- _WHAT THE TASK REQUIRES_:
Go through the listing below and reproduce it word for word.

##### LISTED ENTRIES #####

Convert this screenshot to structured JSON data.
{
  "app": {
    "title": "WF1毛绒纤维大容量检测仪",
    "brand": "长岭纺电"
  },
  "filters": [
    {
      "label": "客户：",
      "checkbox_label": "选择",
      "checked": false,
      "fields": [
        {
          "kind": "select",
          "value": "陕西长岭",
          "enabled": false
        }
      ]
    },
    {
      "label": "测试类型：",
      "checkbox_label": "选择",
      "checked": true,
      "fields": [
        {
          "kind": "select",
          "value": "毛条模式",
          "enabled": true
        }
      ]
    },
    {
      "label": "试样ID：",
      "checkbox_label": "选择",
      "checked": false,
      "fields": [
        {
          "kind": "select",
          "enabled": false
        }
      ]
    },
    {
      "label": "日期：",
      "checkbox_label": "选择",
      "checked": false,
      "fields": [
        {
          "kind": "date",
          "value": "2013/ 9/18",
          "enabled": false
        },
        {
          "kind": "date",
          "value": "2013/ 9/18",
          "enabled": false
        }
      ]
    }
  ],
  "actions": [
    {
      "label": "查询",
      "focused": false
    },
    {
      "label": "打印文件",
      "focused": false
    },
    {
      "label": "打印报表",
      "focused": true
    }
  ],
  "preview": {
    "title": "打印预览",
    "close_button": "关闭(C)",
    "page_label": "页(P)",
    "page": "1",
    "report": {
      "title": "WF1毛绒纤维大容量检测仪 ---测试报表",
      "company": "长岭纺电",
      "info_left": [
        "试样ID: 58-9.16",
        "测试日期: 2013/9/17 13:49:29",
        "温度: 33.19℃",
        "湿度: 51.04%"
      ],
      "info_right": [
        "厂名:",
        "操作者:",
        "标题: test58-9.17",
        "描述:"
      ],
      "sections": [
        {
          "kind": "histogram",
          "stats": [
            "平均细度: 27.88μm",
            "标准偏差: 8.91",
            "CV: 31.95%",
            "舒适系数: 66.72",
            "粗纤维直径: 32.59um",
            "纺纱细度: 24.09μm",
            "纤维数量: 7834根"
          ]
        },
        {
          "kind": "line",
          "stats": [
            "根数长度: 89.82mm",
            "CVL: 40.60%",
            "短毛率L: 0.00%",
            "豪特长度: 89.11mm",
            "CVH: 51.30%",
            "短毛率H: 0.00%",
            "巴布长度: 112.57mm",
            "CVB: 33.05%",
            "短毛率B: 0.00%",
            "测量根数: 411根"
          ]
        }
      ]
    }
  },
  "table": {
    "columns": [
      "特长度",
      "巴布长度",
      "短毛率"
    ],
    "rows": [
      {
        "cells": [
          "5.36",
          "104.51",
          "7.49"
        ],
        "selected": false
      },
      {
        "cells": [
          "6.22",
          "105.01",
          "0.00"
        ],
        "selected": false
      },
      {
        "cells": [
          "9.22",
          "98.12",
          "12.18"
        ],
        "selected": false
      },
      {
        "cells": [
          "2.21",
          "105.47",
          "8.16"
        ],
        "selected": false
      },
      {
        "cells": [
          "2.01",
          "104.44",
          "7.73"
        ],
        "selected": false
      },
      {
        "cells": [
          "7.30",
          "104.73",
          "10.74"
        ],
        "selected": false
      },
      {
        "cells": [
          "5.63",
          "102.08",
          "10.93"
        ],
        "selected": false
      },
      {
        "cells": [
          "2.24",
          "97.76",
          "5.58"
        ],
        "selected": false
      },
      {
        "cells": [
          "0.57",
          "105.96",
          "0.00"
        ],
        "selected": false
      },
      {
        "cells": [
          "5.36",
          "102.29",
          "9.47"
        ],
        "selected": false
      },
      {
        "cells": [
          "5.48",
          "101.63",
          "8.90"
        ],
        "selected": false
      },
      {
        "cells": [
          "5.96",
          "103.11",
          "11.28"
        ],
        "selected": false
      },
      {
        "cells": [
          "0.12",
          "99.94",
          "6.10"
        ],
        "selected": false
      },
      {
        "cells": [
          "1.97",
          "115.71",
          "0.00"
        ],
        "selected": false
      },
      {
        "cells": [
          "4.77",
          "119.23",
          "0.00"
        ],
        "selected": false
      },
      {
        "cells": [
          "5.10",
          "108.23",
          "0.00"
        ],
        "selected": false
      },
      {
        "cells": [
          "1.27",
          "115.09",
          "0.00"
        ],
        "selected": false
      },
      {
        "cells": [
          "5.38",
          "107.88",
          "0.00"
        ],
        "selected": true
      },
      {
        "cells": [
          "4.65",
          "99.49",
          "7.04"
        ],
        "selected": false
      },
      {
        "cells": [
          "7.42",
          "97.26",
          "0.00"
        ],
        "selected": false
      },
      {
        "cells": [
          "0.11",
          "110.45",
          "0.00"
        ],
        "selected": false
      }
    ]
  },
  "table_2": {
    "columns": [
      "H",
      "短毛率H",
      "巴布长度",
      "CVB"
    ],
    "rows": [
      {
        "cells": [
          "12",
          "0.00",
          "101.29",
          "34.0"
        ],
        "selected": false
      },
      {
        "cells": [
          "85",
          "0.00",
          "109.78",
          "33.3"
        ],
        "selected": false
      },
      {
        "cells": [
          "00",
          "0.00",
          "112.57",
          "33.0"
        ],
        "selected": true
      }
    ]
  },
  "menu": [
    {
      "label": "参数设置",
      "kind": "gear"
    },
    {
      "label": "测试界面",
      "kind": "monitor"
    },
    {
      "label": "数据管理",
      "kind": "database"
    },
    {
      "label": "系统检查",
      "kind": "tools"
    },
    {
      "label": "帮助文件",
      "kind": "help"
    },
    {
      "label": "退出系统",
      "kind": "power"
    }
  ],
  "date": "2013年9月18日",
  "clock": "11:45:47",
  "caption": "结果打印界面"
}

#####

- _EXERCISE ANSWER_:
Convert this screenshot to structured JSON data.
{
  "app": {
    "title": "WF1毛绒纤维大容量检测仪",
    "brand": "长岭纺电"
  },
  "filters": [
    {
      "label": "客户：",
      "checkbox_label": "选择",
      "checked": false,
      "fields": [
        {
          "kind": "select",
          "value": "陕西长岭",
          "enabled": false
        }
      ]
    },
    {
      "label": "测试类型：",
      "checkbox_label": "选择",
      "checked": true,
      "fields": [
        {
          "kind": "select",
          "value": "毛条模式",
          "enabled": true
        }
      ]
    },
    {
      "label": "试样ID：",
      "checkbox_label": "选择",
      "checked": false,
      "fields": [
        {
          "kind": "select",
          "enabled": false
        }
      ]
    },
    {
      "label": "日期：",
      "checkbox_label": "选择",
      "checked": false,
      "fields": [
        {
          "kind": "date",
          "value": "2013/ 9/18",
          "enabled": false
        },
        {
          "kind": "date",
          "value": "2013/ 9/18",
          "enabled": false
        }
      ]
    }
  ],
  "actions": [
    {
      "label": "查询",
      "focused": false
    },
    {
      "label": "打印文件",
      "focused": false
    },
    {
      "label": "打印报表",
      "focused": true
    }
  ],
  "preview": {
    "title": "打印预览",
    "close_button": "关闭(C)",
    "page_label": "页(P)",
    "page": "1",
    "report": {
      "title": "WF1毛绒纤维大容量检测仪 ---测试报表",
      "company": "长岭纺电",
      "info_left": [
        "试样ID: 58-9.16",
        "测试日期: 2013/9/17 13:49:29",
        "温度: 33.19℃",
        "湿度: 51.04%"
      ],
      "info_right": [
        "厂名:",
        "操作者:",
        "标题: test58-9.17",
        "描述:"
      ],
      "sections": [
        {
          "kind": "histogram",
          "stats": [
            "平均细度: 27.88μm",
            "标准偏差: 8.91",
            "CV: 31.95%",
            "舒适系数: 66.72",
            "粗纤维直径: 32.59um",
            "纺纱细度: 24.09μm",
            "纤维数量: 7834根"
          ]
        },
        {
          "kind": "line",
          "stats": [
            "根数长度: 89.82mm",
            "CVL: 40.60%",
            "短毛率L: 0.00%",
            "豪特长度: 89.11mm",
            "CVH: 51.30%",
            "短毛率H: 0.00%",
            "巴布长度: 112.57mm",
            "CVB: 33.05%",
            "短毛率B: 0.00%",
            "测量根数: 411根"
          ]
        }
      ]
    }
  },
  "table": {
    "columns": [
      "特长度",
      "巴布长度",
      "短毛率"
    ],
    "rows": [
      {
        "cells": [
          "5.36",
          "104.51",
          "7.49"
        ],
        "selected": false
      },
      {
        "cells": [
          "6.22",
          "105.01",
          "0.00"
        ],
        "selected": false
      },
      {
        "cells": [
          "9.22",
          "98.12",
          "12.18"
        ],
        "selected": false
      },
      {
        "cells": [
          "2.21",
          "105.47",
          "8.16"
        ],
        "selected": false
      },
      {
        "cells": [
          "2.01",
          "104.44",
          "7.73"
        ],
        "selected": false
      },
      {
        "cells": [
          "7.30",
          "104.73",
          "10.74"
        ],
        "selected": false
      },
      {
        "cells": [
          "5.63",
          "102.08",
          "10.93"
        ],
        "selected": false
      },
      {
        "cells": [
          "2.24",
          "97.76",
          "5.58"
        ],
        "selected": false
      },
      {
        "cells": [
          "0.57",
          "105.96",
          "0.00"
        ],
        "selected": false
      },
      {
        "cells": [
          "5.36",
          "102.29",
          "9.47"
        ],
        "selected": false
      },
      {
        "cells": [
          "5.48",
          "101.63",
          "8.90"
        ],
        "selected": false
      },
      {
        "cells": [
          "5.96",
          "103.11",
          "11.28"
        ],
        "selected": false
      },
      {
        "cells": [
          "0.12",
          "99.94",
          "6.10"
        ],
        "selected": false
      },
      {
        "cells": [
          "1.97",
          "115.71",
          "0.00"
        ],
        "selected": false
      },
      {
        "cells": [
          "4.77",
          "119.23",
          "0.00"
        ],
        "selected": false
      },
      {
        "cells": [
          "5.10",
          "108.23",
          "0.00"
        ],
        "selected": false
      },
      {
        "cells": [
          "1.27",
          "115.09",
          "0.00"
        ],
        "selected": false
      },
      {
        "cells": [
          "5.38",
          "107.88",
          "0.00"
        ],
        "selected": true
      },
      {
        "cells": [
          "4.65",
          "99.49",
          "7.04"
        ],
        "selected": false
      },
      {
        "cells": [
          "7.42",
          "97.26",
          "0.00"
        ],
        "selected": false
      },
      {
        "cells": [
          "0.11",
          "110.45",
          "0.00"
        ],
        "selected": false
      }
    ]
  },
  "table_2": {
    "columns": [
      "H",
      "短毛率H",
      "巴布长度",
      "CVB"
    ],
    "rows": [
      {
        "cells": [
          "12",
          "0.00",
          "101.29",
          "34.0"
        ],
        "selected": false
      },
      {
        "cells": [
          "85",
          "0.00",
          "109.78",
          "33.3"
        ],
        "selected": false
      },
      {
        "cells": [
          "00",
          "0.00",
          "112.57",
          "33.0"
        ],
        "selected": true
      }
    ]
  },
  "menu": [
    {
      "label": "参数设置",
      "kind": "gear"
    },
    {
      "label": "测试界面",
      "kind": "monitor"
    },
    {
      "label": "数据管理",
      "kind": "database"
    },
    {
      "label": "系统检查",
      "kind": "tools"
    },
    {
      "label": "帮助文件",
      "kind": "help"
    },
    {
      "label": "退出系统",
      "kind": "power"
    }
  ],
  "date": "2013年9月18日",
  "clock": "11:45:47",
  "caption": "结果打印界面"
}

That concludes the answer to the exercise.